Whisky fan, consummate actor, and proud Scot Brian Cox shares a intro guide to pronouncing more than forty-five different Scotches. Though it's possible the liquor store owner might not know any better, a good bartender certainly will, and perhaps you'll get a few extra drops for pronouncing it correctly. Maybe.
While these free downloadable labels certainly aren't the only take on pretend poisoning your Halloween (or, if you've a sense of humor, anytime) potent potables, they're among the most believable and well-designed I've run across.
And with that,
You don't find too many recipes that begin with, "First a note about substituting ingredients or tools. Don't. This method has been exhaustively tested and retested for excellence and the smallest variation can result in catastrophic and unintended consequences."
Somehow, that deserves to be respected, and when the blog post is entitled "Perfect" without
Two years ago, I posted a basic recipe for making classic cocktail, the Old Fashioned, during ManMade's inaugural Cocktail Month festivities.
And two years ago, I was wrong. Quite wrong, in fact. I was just learning about cocktails, and was operating with the notion of the Old Fashioned I'd had in bars and restaurants,
Pop Chart Labs, who make cool, highly organized graphic posters about nearly everything ManMakers like, have released their latest effort, "The Triple Distilled Diagram of Alcohols," a "A boozy chart of every variety of alcohol, from fermented concoctions
Many travel for beaches. Some travel for mountains, and others for architecture, art, or anonymity. And then there's me, and others of a similar ilk, who when we pick our next destination or pass through a new region, though we're happy to take in a museum or two, travel for local food and drinks.
At least where I live, making your own spirits at home is still considered moonshinin', and therefore illegal. Were it not, I think I'd try to built my own mini-still and experiement with distilling and aging my own spirits.
Until then, I'm committed to the workarounds, like
When I was a kid, we weren't allowed to drink soft drinks much at home, so my mom would often by club soda and lightly fruit flavored sparkling waters for a treat. They sat at the side of the fridge, and I learned the colors - blue for regular, pink for raspberry, and green for lemon lime. One day - a new flavor showed up (yellow!), and I was excited to give it a try.
And it was the worse thing I ever tasted.
The summer season invites us to try new things: visit new places, read a different kind of book, try a new recreational activity, see a movie we wouldn't otherwise be caught dead in simply because the theater cranks it's AC down to 65 degrees...

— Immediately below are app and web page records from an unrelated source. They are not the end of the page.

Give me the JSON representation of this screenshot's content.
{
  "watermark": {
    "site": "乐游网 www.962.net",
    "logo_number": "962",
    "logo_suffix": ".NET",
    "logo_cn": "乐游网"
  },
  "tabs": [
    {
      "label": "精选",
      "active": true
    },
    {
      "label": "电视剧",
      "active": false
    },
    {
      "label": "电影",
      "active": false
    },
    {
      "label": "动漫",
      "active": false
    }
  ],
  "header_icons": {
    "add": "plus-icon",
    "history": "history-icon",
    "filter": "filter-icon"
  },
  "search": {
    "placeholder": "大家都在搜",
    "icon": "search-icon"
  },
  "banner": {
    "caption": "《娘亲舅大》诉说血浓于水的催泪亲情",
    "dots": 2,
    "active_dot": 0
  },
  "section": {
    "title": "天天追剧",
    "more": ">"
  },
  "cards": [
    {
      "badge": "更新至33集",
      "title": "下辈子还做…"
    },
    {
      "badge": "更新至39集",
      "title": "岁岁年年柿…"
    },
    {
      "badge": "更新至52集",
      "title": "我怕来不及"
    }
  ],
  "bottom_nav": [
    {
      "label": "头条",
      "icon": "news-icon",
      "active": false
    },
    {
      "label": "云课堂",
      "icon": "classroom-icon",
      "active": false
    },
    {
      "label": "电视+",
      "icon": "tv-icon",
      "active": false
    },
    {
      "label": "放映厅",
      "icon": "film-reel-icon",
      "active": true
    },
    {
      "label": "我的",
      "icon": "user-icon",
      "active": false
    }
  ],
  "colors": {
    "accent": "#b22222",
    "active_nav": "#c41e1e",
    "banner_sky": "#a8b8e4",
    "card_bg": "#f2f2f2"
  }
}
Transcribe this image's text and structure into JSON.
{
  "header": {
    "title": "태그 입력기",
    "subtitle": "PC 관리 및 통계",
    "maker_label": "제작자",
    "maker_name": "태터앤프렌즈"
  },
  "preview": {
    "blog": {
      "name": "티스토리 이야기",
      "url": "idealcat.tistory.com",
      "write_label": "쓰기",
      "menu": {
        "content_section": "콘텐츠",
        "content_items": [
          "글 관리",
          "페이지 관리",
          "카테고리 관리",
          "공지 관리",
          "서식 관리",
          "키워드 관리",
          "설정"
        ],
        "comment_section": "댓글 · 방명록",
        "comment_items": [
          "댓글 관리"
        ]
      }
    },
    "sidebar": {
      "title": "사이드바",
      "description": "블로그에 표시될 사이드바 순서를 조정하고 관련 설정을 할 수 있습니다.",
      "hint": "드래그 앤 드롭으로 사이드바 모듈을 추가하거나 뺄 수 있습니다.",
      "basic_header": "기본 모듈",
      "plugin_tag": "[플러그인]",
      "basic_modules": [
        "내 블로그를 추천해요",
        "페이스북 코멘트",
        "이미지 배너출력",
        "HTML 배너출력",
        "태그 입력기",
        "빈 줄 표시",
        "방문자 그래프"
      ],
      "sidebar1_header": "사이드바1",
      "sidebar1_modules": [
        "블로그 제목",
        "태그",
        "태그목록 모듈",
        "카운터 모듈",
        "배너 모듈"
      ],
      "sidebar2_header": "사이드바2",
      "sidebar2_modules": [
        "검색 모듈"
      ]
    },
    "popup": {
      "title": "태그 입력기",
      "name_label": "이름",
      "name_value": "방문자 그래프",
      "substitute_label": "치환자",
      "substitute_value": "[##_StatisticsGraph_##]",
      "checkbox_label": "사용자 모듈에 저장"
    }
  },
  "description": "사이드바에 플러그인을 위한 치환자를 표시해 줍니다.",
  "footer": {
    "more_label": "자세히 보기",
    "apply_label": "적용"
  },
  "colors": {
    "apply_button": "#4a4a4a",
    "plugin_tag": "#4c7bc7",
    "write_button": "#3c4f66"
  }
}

And, of course, new flavor experiences. Specifically, new cocktails. This Summer Cocktail Generator pairs three base spirits with just a few basic modifiers and mixers to create all kinds of classic cocktails, each of which are exactly what you want to drink during the warmer months.
Candy and cocktails. Not just cocktail-flavored candies, but sweet little chewy guys, full of actual spirits and the classic flavors of the mixed drink that inspired them. In short: Best. DIY Project. Ever.
I'm always down to try a new cocktail recipe. But, it can be a pretty big investment to go in for a whole bottle of flavored vodka or special liqueur when you're not even sure if you like the drink in the first place. And, often, many of them taste like candy, artificial extracts, or weird chemicals.
So, make your own. They're much less expensive, taste way better, and you can make as little or as much as you want. With all the fresh summer produce coming to the markets, there's every reason to give it a shot.
You usually can't tell what kind of bar you're in within the first five minutes. You've got to sit for a minute, watch the other patrons, let the jukebox play a few selections, let the bartenders do their thing, perhaps even order some food. Sure, you may know you're in a dive by the general smell and look at the place, but it'll take a round or two to know whether you're in a great dive.
It's officially ice cream season, as well as time to switch from the warming, darker spirited drinks to the cool, freshing cocktails of summer.
Or, if you do it right, both at the same time.
Ah...whiskey. It's mostly just grains, mashed up and fermented, then distilled and aged a bit.
But, when you think of all the different grains - barley, rye, malted barley, malted rye, wheat, corn - plus all these distinct flavors that occur during the fermenting proces and, particularly, the aging process, which results in the various kinds of whiskey - like bourbon, Canadian whiskey, single malt Scotch, blended Scotch, Tennessee whiskey, Irish whiskey, Japanese whiskey...it's a lot to get your mind around.
When architecht Eric Schiller was inspecting the oak staircase in his Victorian-era home in Prospect Park, Brooklyn, NY, he noticed a curious rectangle on the landing, an out of place solid slab amidst the planking of the floorboards. He located a small thumbhole, and lifted the slab to discover
Oh, man...I dunno how I missed this until yesterday, but apparently, the new season of Mad Men starts this Sunday. I mean, I remember nearly a year ago when it was supposed to come out, all the reports said, "March 2012," but who can actually keep track of those things? Musn't dwell. Moving on.
Anyway, you should watch it, and better yet, you should participate even more fully by finding some reason to wear a suit, listening to Sam Cooke, and mixing up some classic cocktails.